THE GOSHEN NEWS
A referendum has been planned for November that will allow Goshen residents to vote on the proposed funding of a new community center. But who should fund the actual referendum?
Goshen City Council members debated that question during their meeting Tuesday evening. During the meeting, councilman Jim McKee presented the council with a resolution requesting that Goshen Community Center Inc., the not-for-profit created to head up the community center project, reimburse the city for the cost of holding a special election — at this time estimated to be in the range of $58,000.
According to McKee, there has been some talk among project supporters that if the cost of holding a special election was the reason the overall proposal would fail, there is someone in the community who has said they would pay for the cost of the special election.
In light of that fact, McKee said he came up with the idea for the resolution as a way to try and relieve at least some of the burden that would be placed on local taxpayers should the community center project — estimated to cost approximately $27.6 million — eventually come to pass. Goshen Community Schools is also considering a rehabilitation project connected to the city’s proposed community center that could bump up the overall cost to $35.6 million. However, the Goshen Board of School Trustees has postponed its vote on whether to send its portion of the project to a referendum until sometime later this year.

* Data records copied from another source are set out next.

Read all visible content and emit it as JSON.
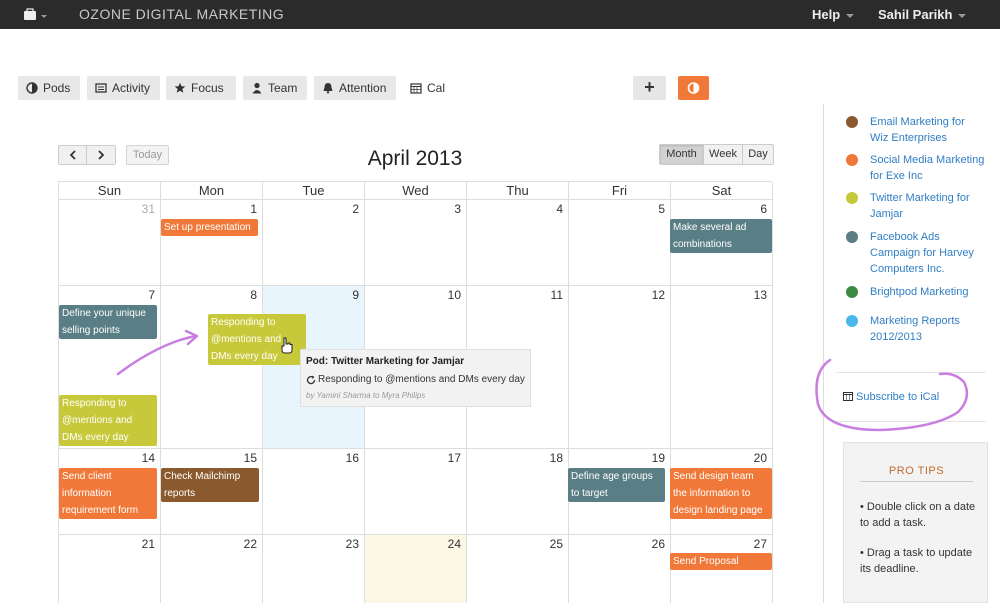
{
  "topbar": {
    "app_title": "OZONE DIGITAL MARKETING",
    "help_label": "Help",
    "user_name": "Sahil Parikh"
  },
  "tabs": [
    {
      "label": "Pods",
      "icon": "pod-icon"
    },
    {
      "label": "Activity",
      "icon": "list-icon"
    },
    {
      "label": "Focus",
      "icon": "star-icon"
    },
    {
      "label": "Team",
      "icon": "person-icon"
    },
    {
      "label": "Attention",
      "icon": "bell-icon"
    },
    {
      "label": "Cal",
      "icon": "calendar-icon"
    }
  ],
  "toolbar": {
    "plus_label": "+"
  },
  "calendar": {
    "today_label": "Today",
    "month_title": "April 2013",
    "views": [
      "Month",
      "Week",
      "Day"
    ],
    "active_view": "Month",
    "weekdays": [
      "Sun",
      "Mon",
      "Tue",
      "Wed",
      "Thu",
      "Fri",
      "Sat"
    ],
    "weeks": [
      [
        "31",
        "1",
        "2",
        "3",
        "4",
        "5",
        "6"
      ],
      [
        "7",
        "8",
        "9",
        "10",
        "11",
        "12",
        "13"
      ],
      [
        "14",
        "15",
        "16",
        "17",
        "18",
        "19",
        "20"
      ],
      [
        "21",
        "22",
        "23",
        "24",
        "25",
        "26",
        "27"
      ]
    ],
    "events": [
      {
        "title": "Set up presentation",
        "color": "#f0793a"
      },
      {
        "title": "Make several ad combinations",
        "color": "#5a7e85"
      },
      {
        "title": "Define your unique selling points",
        "color": "#5a7e85"
      },
      {
        "title": "Responding to @mentions and DMs every day",
        "color": "#c8c93a"
      },
      {
        "title": "Responding to @mentions and DMs every day",
        "color": "#c8c93a"
      },
      {
        "title": "Send client information requirement form",
        "color": "#f0793a"
      },
      {
        "title": "Check Mailchimp reports",
        "color": "#8a5a2e"
      },
      {
        "title": "Define age groups to target",
        "color": "#5a7e85"
      },
      {
        "title": "Send design team the information to design landing page",
        "color": "#f0793a"
      },
      {
        "title": "Send Proposal",
        "color": "#f0793a"
      }
    ]
  },
  "tooltip": {
    "title": "Pod: Twitter Marketing for Jamjar",
    "task": "Responding to @mentions and DMs every day",
    "by": "by Yamini Sharma to Myra Philips"
  },
  "sidebar": {
    "pods": [
      {
        "label": "Email Marketing for Wiz Enterprises",
        "color": "#8a5a2e"
      },
      {
        "label": "Social Media Marketing for Exe Inc",
        "color": "#f0793a"
      },
      {
        "label": "Twitter Marketing for Jamjar",
        "color": "#c8c93a"
      },
      {
        "label": "Facebook Ads Campaign for Harvey Computers Inc.",
        "color": "#5a7e85"
      },
      {
        "label": "Brightpod Marketing",
        "color": "#3d8a45"
      },
      {
        "label": "Marketing Reports 2012/2013",
        "color": "#4ab8ea"
      }
    ],
    "subscribe_label": "Subscribe to iCal",
    "tips_title": "PRO TIPS",
    "tips": [
      "• Double click on a date to add a task.",
      "• Drag a task to update its deadline."
    ]
  },
  "colors": {
    "topbar_bg": "#2b2b2b",
    "accent_orange": "#f0793a",
    "link_blue": "#2f7ec4",
    "annotation_purple": "#c77ee0"
  }
}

“If there’s someone standing ready that would help the group out and their purpose, I think that would be a good thing, and I think it would be good for us to ask them to do it,” McKee said. “We’re not demanding them to do it, we’re not in a legal contract, we’re just saying if you have someone that is ready to do that, and they would do that, I think that would help relieve the taxpayers of Goshen for that amount of money. Nothing more and nothing less.”
In response, Mayor Allan Kauffman reiterated that the suggestion, made initially by Community Center Project Director Bruce Stahly, indicated that such a payment from a local community member would happen only if the cost for the referendum was determined to be the reason it would fail.

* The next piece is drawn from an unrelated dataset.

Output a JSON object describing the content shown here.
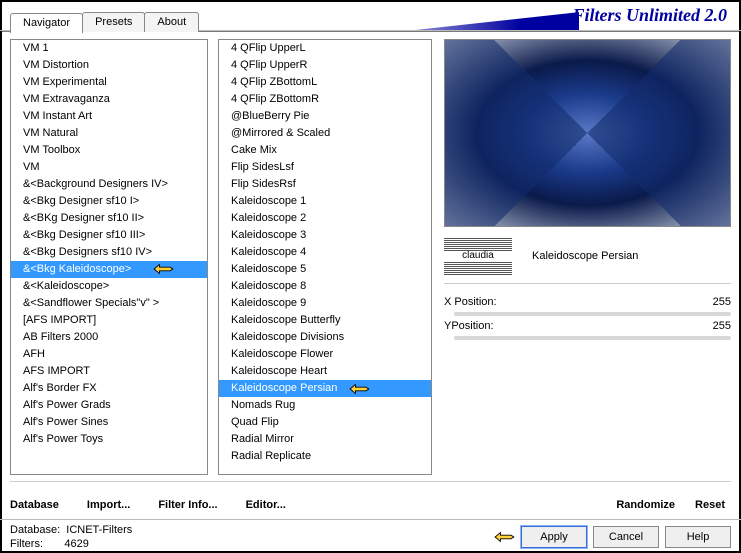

“I don’t think it was a broader statement than that,” Kauffman said.
Councilman Jeremy Stutsman also raised some concerns about setting a precedent when it comes to requiring individuals seeking a referendum to pay for that referendum. He also said any concerns over the cost of paying for a referendum should have been aired before the council voted to allow the referendum to proceed this past January.
“If this was a concern of the council, we should have brought this up before we voted,” Stutsman said. “I’ve heard rumors that there is somebody that would be willing to pay. But I almost feel that if this is a standard we set, that if you want a referendum for your project, you need to pay for it, it’s almost like they’re buying our ‘yes’ votes. I don’t think that’s right.”
Since the referendum is not scheduled to take place until November, council members eventually agreed to postpone a vote on the resolution until a later date in order to allow the council more time to research all details and options connected to the cost and scope of funding a referendum.
• The council voted in favor of a resolution to enlarge the Consolidated River Race/U.S. 33 Economic Development Area with the goal of bringing significant infrastructure improvements and expanded business and employment opportunities to the area. The vote followed a similar vote by the Goshen Redevelopment Commission during their Jan. 8 meeting and more recently a positive recommendation by the Goshen Plan Commission Tuesday.